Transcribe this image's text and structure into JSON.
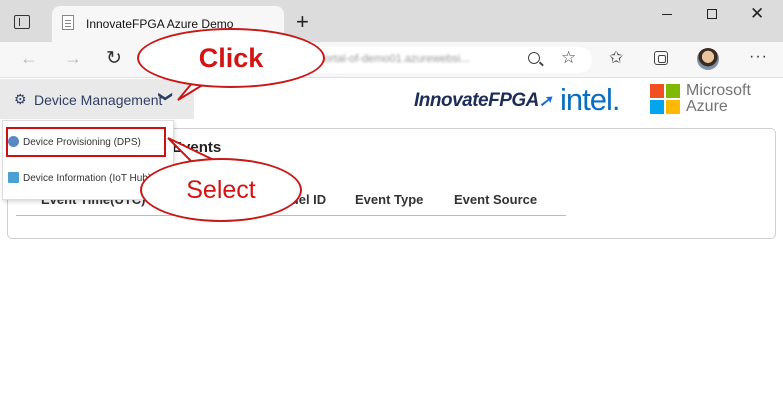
{
  "browser": {
    "tab_title": "InnovateFPGA Azure Demo",
    "new_tab_label": "+",
    "url": "portal-of-demo01.azurewebsi...",
    "icons": [
      "tab-actions-icon",
      "favicon-icon",
      "back-icon",
      "forward-icon",
      "refresh-icon",
      "lock-icon",
      "zoom-icon",
      "add-favorite-icon",
      "favorites-icon",
      "collections-icon",
      "avatar",
      "more-icon"
    ]
  },
  "page": {
    "menu_label": "Device Management",
    "menu_chevron": "❯",
    "logos": {
      "innovate": "InnovateFPGA",
      "intel": "intel.",
      "ms_line1": "Microsoft",
      "ms_line2": "Azure"
    },
    "dropdown": [
      {
        "label": "Device Provisioning (DPS)"
      },
      {
        "label": "Device Information (IoT Hub)"
      }
    ],
    "card_title": "Events",
    "columns": [
      "Event Time(UTC)",
      "Model ID",
      "Event Type",
      "Event Source"
    ]
  },
  "annotations": {
    "click": "Click",
    "select": "Select"
  },
  "colors": {
    "annotation_red": "#c81919",
    "menu_text": "#2e3e63",
    "intel_blue": "#0a6fc3",
    "ms_red": "#f25022",
    "ms_green": "#7fba00",
    "ms_blue": "#00a4ef",
    "ms_yellow": "#ffb900"
  }
}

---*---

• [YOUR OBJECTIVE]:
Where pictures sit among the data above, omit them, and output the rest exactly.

• [WRITTEN SOLUTION]:
Transcribe this image's text and structure into JSON.
{
  "browser": {
    "tab_title": "InnovateFPGA Azure Demo",
    "new_tab_label": "+",
    "url": "portal-of-demo01.azurewebsi...",
    "icons": [
      "tab-actions-icon",
      "favicon-icon",
      "back-icon",
      "forward-icon",
      "refresh-icon",
      "lock-icon",
      "zoom-icon",
      "add-favorite-icon",
      "favorites-icon",
      "collections-icon",
      "avatar",
      "more-icon"
    ]
  },
  "page": {
    "menu_label": "Device Management",
    "menu_chevron": "❯",
    "logos": {
      "innovate": "InnovateFPGA",
      "intel": "intel.",
      "ms_line1": "Microsoft",
      "ms_line2": "Azure"
    },
    "dropdown": [
      {
        "label": "Device Provisioning (DPS)"
      },
      {
        "label": "Device Information (IoT Hub)"
      }
    ],
    "card_title": "Events",
    "columns": [
      "Event Time(UTC)",
      "Model ID",
      "Event Type",
      "Event Source"
    ]
  },
  "annotations": {
    "click": "Click",
    "select": "Select"
  },
  "colors": {
    "annotation_red": "#c81919",
    "menu_text": "#2e3e63",
    "intel_blue": "#0a6fc3",
    "ms_red": "#f25022",
    "ms_green": "#7fba00",
    "ms_blue": "#00a4ef",
    "ms_yellow": "#ffb900"
  }
}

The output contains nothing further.